Something incredible is going on here which needs a lot of analysis! Granted, this person did something wrong by stealing and because he couldn’t pay back he was sold into slavery to pay his dues, but first off, that was done by the court. Even the person that chose to sell himself because he was too poor to make ends meet, how can he be faulted for Hashem putting him into that position which compelled him to sell himself as a slave to a fellow Jew? Furthermore, how can we blame him for wanting to stay past the 7 years? He is being treated quite well, like a son or, even better, not overly worked, with room and board, possibly with another wife and children; Hashem essentially put him into the position of wanting to stay by commanding the master to treat him well, so why is he held as a sinner, who seems to be abandoning Hashem for wanting to stay longer with his master, especially if the Torah allows it?!

We have to first put into context what exactly happened. Almost everyone can relate that they hate working, mainly do it for the money, love getting time off, look forward to the weekends, and most likely hate their boss. It is human nature, for the most part, because work is a curse that Hashem gave Adam when he committed the first sin of mankind, as it says, “With the sweat of your face you shall eat bread, until you return to the ground…” (Breishis 3:19). Now, granted, a Jewish slave has tons of benefits, but he still is breaking the very nature of a human being, which seems to hate working even with all the benefits he might be entitled to and get. But not only is he going against human nature, which Hashem instilled into us, he is also going against the very command he as a Jew was given and accepted when Hashem took us out of Egyptian bondage and declared Himself as our master and us as His servants, which we, together, agreed to. So granted Hashem allows in His Torah for a Jew to enslave another Jew, that seems to be a consequence, but it was his decision to steal and it was also his decision to sell himself as a slave, so now that he wants to stay a slave he is admonished and punished for choosing to put himself into this situation. We see from here that even though Hashem might allow situations like this to happen, He very much shuns them and holds the person who got himself into the mess accountable for what he did even if it looks like Hashem “helped” him to get into this rut, but he had the choice to figure out a way to avoid it and he didn’t.
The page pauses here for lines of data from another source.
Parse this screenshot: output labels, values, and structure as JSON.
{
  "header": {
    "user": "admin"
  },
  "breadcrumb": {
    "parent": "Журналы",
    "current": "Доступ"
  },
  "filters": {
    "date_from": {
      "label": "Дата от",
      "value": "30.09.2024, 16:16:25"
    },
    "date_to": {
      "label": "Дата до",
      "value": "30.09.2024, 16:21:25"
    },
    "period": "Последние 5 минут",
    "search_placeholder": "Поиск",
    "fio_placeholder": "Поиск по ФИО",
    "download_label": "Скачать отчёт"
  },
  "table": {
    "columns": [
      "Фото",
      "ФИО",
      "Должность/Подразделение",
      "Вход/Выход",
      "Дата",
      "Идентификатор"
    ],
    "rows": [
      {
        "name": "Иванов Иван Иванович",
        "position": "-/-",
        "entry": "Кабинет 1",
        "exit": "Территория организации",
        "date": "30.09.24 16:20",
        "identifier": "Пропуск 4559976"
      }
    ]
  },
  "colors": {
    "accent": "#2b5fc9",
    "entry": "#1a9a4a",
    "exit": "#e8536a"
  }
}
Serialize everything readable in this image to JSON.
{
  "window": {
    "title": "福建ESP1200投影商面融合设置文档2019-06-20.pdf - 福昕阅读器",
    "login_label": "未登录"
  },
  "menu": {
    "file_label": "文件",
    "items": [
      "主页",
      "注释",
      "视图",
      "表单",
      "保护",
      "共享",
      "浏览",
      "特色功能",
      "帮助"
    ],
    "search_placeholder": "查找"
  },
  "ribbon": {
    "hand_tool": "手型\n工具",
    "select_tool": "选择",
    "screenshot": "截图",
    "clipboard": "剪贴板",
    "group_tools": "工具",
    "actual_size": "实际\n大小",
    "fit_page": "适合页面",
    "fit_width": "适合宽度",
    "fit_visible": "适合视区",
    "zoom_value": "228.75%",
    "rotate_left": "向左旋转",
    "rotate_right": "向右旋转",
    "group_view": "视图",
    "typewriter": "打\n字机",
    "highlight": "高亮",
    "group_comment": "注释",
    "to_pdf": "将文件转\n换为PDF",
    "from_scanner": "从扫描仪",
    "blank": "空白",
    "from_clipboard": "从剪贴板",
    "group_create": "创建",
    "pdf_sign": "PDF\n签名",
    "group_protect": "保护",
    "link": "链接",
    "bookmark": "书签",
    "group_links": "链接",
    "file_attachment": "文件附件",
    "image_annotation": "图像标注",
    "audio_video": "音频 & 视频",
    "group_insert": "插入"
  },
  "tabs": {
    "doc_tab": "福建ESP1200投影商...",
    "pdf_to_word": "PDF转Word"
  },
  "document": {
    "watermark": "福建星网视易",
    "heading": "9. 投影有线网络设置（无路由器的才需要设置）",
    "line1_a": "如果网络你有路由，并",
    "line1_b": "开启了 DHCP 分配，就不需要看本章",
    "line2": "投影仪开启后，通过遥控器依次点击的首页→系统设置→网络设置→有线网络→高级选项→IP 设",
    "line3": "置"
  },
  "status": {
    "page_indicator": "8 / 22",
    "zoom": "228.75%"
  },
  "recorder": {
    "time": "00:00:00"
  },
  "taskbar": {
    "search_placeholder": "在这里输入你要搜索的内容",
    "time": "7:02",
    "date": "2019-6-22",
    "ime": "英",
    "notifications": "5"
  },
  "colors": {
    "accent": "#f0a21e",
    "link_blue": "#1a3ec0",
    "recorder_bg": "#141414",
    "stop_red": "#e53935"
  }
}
Chaza”l say that the path one chooses Hashem leads him on whether for good or for bad. But even if a person initially chooses a wrong path, Hashem gives him chances to correct his ways and get back onto the right path just like the Jewish slave who has the chance to go free after 7 years if he so chooses. Granted Hashem might let him enjoy the path he is on even if it is bad but that is all part of Hashem’s kindness of taking care of this person in the moment. However if the person so chooses to return to the right path he will be rewarded exponentially for making the right, albeit difficult decision.